Alexandra Eidenberg says she is running to take over the 17th District state representative’s post being vacated by Rep. Laura Fine because the State has “reached a point of desperation.”
Ms. Eidenberg, who comes to the campaign from a background in the insurance industry as well as family issues-centered community activism, gives myriad reasons for that desperation.
“The state is not very family-friendly,” she explained. “We’re not business-friendly and we’re not creating good-paying jobs. I grew up in a hard-working family. My dad is a construction business owner and my mom’s a teacher. I remember her being up for hours at night working on lesson plans. We’ve really gotten to this place in Illinois where your work ethic doesn’t speak for how well you can do any longer.”
She added, “I want to take that hard ethic that I was raised on, bring that to Springfield, and be a fighter.”
Ms. Eidenberg, who lives in Wilmette, faces significant competition in the March 20 primary. She is running against Mary Rita Luecke, Candance Chow, Jennifer Gong-Gershowitz, and Peter Dagher, but has nevertheless lined up endorsements from House members with whom she has previously been allied in her activism, among them state Reps. Sara Feigenholtz, Ann Williams, and State Sen. Toi Hutchinson.
She first became “passionate” about that activism about five years ago, she said, when she testified before State officials about a bill that would allow pregnant women to ask for certain accommodations in the workplace.
“I was a couple weeks postpartum and drove down to Springfield and was heard by the committee,” she recalled. “I bring a really unique asset to the table – I’m a small business owner who ‘gets’ women’s rights. That’s a really unique juncture. … I said, ‘We have to treat women well. We can’t make them choose between their pregnancy and their job. So often, women are the bread-winner, or single-parents.
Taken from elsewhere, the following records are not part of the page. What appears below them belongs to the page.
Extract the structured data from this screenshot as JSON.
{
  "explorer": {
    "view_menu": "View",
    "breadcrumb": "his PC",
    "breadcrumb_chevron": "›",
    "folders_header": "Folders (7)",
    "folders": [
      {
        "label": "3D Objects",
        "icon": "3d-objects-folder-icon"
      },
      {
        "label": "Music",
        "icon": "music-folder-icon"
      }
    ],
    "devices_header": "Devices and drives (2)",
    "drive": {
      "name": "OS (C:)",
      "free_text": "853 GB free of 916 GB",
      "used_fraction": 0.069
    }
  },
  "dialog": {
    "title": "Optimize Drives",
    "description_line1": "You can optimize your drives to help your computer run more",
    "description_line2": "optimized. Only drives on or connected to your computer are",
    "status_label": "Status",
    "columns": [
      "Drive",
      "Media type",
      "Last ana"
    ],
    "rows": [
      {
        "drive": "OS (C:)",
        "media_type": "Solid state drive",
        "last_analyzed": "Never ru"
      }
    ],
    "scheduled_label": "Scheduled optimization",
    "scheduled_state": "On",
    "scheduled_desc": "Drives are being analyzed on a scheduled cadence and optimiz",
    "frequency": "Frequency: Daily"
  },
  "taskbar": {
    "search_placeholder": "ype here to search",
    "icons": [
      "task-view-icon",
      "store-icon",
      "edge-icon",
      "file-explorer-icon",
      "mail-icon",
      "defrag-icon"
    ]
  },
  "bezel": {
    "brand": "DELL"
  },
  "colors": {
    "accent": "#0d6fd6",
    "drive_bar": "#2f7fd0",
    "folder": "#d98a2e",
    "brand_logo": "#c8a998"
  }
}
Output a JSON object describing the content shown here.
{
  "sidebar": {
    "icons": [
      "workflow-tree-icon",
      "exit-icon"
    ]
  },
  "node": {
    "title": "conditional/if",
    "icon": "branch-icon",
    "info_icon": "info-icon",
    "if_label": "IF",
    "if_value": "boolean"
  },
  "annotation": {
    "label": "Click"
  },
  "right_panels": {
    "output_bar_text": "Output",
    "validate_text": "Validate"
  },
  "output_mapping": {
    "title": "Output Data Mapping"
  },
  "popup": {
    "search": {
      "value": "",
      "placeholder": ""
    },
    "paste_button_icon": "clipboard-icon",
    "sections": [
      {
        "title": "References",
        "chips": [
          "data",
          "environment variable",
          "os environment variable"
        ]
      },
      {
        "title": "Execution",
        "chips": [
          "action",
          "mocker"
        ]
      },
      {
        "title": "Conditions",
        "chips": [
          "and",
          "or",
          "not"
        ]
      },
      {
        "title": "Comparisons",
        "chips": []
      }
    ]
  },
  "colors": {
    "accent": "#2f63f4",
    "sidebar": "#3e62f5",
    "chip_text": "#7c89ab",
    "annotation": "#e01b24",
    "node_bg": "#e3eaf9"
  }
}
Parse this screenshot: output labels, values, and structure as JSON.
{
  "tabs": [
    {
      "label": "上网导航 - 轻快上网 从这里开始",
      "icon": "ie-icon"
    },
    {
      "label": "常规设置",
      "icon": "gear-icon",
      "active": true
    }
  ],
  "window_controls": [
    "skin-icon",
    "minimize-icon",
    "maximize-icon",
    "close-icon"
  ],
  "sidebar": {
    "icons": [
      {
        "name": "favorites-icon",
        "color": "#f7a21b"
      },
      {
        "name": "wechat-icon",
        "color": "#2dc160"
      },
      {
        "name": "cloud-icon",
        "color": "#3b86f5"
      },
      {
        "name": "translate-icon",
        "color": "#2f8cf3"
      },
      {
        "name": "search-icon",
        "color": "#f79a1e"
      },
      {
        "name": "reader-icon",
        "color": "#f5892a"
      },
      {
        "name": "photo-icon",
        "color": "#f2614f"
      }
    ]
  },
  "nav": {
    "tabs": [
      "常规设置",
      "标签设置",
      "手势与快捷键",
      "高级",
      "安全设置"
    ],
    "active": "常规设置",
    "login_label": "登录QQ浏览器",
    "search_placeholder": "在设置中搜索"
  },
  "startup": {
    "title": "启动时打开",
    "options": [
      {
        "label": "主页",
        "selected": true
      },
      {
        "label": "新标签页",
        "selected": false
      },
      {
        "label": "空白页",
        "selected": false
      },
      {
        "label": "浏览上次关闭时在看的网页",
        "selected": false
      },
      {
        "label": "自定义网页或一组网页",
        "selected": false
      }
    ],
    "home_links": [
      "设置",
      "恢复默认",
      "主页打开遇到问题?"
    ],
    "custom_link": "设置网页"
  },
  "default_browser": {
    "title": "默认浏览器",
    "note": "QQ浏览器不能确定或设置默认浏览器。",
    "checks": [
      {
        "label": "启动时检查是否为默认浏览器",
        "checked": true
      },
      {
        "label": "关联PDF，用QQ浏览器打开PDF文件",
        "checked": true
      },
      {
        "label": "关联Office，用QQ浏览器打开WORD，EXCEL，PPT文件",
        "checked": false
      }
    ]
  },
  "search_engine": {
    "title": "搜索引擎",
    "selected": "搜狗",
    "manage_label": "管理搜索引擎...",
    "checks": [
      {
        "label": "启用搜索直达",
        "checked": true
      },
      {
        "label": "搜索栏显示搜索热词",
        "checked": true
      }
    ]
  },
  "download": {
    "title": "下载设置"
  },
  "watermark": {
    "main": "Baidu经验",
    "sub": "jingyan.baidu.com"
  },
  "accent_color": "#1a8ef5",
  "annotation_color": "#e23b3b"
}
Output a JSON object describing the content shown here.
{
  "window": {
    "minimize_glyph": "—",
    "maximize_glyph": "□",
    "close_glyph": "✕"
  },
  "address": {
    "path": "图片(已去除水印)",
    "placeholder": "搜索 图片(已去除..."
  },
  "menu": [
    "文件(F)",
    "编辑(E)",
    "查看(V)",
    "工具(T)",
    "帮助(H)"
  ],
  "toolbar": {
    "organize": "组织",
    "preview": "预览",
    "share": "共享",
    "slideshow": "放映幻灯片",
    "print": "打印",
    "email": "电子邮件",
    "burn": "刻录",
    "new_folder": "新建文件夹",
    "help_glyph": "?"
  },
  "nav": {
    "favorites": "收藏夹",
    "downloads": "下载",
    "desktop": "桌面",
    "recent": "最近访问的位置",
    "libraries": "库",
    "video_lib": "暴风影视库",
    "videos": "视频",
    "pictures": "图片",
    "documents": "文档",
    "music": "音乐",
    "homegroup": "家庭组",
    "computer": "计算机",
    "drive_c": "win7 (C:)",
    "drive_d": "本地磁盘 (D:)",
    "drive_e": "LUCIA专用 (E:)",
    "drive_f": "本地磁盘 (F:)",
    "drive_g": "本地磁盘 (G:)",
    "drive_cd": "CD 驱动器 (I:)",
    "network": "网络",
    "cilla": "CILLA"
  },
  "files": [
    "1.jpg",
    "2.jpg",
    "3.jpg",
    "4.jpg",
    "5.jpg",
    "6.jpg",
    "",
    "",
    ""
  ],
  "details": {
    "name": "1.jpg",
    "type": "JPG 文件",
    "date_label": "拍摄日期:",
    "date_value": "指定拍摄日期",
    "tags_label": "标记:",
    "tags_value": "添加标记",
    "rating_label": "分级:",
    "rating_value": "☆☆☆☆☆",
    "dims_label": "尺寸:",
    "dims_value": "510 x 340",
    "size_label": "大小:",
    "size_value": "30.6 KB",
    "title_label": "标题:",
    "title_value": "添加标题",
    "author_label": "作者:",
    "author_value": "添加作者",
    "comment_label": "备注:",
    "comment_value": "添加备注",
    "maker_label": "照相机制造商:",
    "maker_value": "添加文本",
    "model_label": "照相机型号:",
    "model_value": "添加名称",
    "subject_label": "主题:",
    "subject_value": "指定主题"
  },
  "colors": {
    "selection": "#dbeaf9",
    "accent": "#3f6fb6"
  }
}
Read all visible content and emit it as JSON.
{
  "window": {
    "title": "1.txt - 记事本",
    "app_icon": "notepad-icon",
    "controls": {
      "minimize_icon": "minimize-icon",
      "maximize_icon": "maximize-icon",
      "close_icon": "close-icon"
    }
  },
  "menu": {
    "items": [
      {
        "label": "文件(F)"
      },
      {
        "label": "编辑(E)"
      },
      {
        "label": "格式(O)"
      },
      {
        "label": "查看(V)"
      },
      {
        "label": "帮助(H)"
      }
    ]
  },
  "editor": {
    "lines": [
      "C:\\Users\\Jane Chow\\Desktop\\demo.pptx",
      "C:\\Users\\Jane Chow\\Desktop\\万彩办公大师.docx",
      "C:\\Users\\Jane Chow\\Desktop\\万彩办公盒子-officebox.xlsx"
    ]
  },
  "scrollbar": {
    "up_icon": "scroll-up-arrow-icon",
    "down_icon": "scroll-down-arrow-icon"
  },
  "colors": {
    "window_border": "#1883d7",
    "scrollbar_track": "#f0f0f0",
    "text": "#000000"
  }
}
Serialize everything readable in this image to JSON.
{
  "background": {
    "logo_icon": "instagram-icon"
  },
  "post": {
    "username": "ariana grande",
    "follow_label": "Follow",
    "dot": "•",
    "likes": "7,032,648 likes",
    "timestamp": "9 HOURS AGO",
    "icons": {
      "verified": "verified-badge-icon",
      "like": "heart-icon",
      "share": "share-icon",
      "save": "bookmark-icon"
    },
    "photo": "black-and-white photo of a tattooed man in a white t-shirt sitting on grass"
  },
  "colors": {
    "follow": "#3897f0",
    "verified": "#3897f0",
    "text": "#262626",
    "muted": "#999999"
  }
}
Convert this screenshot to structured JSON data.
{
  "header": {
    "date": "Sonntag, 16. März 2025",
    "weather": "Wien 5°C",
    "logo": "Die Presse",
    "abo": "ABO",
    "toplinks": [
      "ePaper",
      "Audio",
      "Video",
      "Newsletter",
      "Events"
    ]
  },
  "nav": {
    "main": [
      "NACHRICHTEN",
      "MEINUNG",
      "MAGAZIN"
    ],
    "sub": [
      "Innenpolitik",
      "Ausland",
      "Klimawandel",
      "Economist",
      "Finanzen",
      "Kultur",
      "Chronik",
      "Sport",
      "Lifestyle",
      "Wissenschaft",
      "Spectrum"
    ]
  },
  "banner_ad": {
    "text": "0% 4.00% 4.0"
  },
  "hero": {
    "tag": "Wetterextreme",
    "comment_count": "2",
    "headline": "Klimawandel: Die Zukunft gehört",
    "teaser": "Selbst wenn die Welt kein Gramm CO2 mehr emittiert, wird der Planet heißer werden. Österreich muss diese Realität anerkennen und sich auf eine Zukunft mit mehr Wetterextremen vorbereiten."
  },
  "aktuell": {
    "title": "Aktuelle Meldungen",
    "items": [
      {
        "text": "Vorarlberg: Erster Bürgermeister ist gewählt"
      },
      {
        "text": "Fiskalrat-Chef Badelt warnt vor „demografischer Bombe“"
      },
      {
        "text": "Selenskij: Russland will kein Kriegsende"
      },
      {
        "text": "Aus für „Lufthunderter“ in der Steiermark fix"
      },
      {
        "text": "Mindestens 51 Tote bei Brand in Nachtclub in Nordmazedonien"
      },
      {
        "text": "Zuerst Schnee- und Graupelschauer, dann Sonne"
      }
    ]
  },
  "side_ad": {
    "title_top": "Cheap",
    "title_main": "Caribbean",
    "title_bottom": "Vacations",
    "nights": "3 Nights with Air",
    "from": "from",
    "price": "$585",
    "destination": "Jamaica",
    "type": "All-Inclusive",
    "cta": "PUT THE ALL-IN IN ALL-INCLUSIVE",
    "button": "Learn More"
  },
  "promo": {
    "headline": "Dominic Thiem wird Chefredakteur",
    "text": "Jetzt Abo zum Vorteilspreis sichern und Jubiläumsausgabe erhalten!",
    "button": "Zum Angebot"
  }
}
We can’t make them have to make that decision.”
The bill passed, and the experience inspired Ms. Eidenberg to form an advocacy organization; initially called Mom plus Baby, it’s now known as Women Empowering Women In Local Legislation.
“We focus on family initiatives, so I have a lot of experience writing, proposing and testifying on legislation,” she explained.
Her work in the insurance business also means she has specific ideas about affordable healthcare, an issue vexing every state, she added.
“I do support single-payer [heathcare], but I don’t think we’re there yet,” Ms. Eidenberg said. “I know that with my skill-set and understanding of health insurance, I can bring ideas to the table to move us forward. I always say the Affordable Care Act is the Unaffordable Affordable Care Act, especially with Trump degrading the components, it’s driving the cost up more. In the 17th District, you’re looking at an affluent pocket that’s paying upwards of $2,500 to 3,000 a month for their healthcare, and quite often have a plan that doesn’t have their doctors in network.”
Officials need to look closely at various logistics of the ACA, she added, to make sure that residents are getting adequate coverage at a price they can afford. Ms. Eidenberg predicts a gradual degradation of the ACA’s principal framework, given President Donald Trump’s hostility to the act. So it will be up to State officials to make sure that those components stay in place while controlling for consumer costs.
“I want to make sure that we have things like no pre-existing conditions clauses and no waiting-periods,” Ms. Eidenberg said. “But we need to go towards an ‘a la carte’ model – it’s a thing that I really understand well. We’re in a place where people are buying policies that they don’t need or want. We’re taking the buying power out of the consumer’s hands and saying, ‘This is all there is for you. Here are 10 policies – they’re all garbage, which one do you want? By the way, they’re all expensive, with high deductibles and no one in network.’”
She added, “What the consumer really wants is to be able to see their doctors and to control their out-of-pocket costs. … We need to give the consumer a bit more control now.”
If elected, Ms. Eidenberg also wants to launch what she said will be “difficult conversations” about the State’s deficit and its pension crisis.
“In Illinois, we’re not big spenders,” she explained. “It’s not like we’re spending a ton on public services, but our real problem is the pensions. We really need to have some serious conversations. It’s a combination of raising revenue, and making sure that we’re bringing in new revenue.”
Family-leave is another issue that she has worked on extensively and is passionate about. Ms. Eidenberg said that the issue can be a differentiator in making Illinois more family-friendly than other states.
“A lot of us are in this boat where we are taking care of our parents and are taking care of our kids – we thought the ‘sandwich generation’ was just a moment in time, but it keeps increasing.” she said. “Everyone’s in that generation. We are in these situations where we have to take care of family members, but most of us don’t fall under [the Family Medical Leave Act].”
Ms. Eidenberg envisions the family-leave plan working on a payroll-deduction basis, she said, adding that a third-party would secure and release claims.
“As we know, we have a very serious issue with the State utilizing funds for things they shouldn’t be,” she said. “I want to be sure that those funds wouldn’t go in any other direction, other than to help our State. It comes down to the fact that we can’t have people lose their jobs all the time because their mom is sick. We need to give people the grace that they need.”